Your task: In how many lines of the listing does the string "image" appear? Give only the number.

*** Task input Section Begins ***

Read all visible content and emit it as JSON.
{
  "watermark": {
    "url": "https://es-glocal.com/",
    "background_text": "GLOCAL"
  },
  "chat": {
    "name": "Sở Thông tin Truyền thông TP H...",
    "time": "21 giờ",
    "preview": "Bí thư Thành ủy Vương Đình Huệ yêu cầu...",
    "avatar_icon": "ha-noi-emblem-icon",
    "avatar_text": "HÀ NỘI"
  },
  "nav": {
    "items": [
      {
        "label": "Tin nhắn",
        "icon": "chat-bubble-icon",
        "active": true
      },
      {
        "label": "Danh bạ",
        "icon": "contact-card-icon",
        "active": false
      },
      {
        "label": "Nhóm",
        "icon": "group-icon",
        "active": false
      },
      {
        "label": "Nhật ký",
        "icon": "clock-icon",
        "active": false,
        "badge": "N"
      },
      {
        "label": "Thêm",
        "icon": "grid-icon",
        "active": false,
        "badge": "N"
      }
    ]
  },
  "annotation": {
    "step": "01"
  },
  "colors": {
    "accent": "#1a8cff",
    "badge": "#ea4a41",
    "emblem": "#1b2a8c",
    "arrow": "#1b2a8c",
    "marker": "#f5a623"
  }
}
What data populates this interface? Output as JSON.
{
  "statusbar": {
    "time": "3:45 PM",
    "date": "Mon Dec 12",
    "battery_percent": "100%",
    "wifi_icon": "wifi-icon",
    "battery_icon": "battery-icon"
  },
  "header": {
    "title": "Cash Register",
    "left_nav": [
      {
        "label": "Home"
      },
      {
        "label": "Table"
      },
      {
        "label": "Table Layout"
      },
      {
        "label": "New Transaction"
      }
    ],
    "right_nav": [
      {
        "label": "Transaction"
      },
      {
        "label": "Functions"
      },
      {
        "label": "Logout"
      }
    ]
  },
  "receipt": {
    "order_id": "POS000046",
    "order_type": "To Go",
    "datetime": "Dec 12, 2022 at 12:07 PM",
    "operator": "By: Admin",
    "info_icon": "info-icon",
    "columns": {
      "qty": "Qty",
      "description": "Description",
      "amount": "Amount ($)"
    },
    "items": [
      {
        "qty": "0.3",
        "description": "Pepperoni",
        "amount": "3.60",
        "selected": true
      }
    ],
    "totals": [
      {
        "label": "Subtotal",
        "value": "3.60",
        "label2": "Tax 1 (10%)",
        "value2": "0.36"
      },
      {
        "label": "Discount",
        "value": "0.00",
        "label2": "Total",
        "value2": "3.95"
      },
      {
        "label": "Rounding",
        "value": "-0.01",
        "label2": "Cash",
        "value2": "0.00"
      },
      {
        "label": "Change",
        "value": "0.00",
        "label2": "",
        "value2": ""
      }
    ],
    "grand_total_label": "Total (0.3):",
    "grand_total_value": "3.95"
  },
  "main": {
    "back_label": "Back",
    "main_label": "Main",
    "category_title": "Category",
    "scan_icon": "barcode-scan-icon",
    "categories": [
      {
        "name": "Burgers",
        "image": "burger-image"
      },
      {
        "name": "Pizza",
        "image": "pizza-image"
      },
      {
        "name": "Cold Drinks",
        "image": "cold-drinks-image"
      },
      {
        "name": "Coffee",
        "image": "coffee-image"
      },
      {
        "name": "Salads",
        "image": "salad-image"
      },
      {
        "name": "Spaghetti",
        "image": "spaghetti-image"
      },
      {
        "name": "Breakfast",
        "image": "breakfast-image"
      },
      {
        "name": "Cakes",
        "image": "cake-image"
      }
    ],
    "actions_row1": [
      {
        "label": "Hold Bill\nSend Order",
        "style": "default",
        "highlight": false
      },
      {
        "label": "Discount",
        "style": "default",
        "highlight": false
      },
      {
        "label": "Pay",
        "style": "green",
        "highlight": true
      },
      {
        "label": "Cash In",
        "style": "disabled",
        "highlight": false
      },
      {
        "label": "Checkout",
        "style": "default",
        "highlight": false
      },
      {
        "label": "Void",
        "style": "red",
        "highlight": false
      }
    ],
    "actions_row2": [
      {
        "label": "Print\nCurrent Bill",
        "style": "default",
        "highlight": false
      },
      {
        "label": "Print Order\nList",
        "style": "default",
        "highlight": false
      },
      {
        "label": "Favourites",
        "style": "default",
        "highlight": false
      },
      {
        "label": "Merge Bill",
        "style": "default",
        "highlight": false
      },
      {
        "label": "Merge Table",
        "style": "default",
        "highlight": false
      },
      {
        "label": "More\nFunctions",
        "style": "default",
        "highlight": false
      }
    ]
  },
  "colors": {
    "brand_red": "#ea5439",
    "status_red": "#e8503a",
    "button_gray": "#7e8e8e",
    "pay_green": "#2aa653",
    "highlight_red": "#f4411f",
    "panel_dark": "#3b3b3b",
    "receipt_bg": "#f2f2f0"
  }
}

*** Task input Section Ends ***

Written answer: 8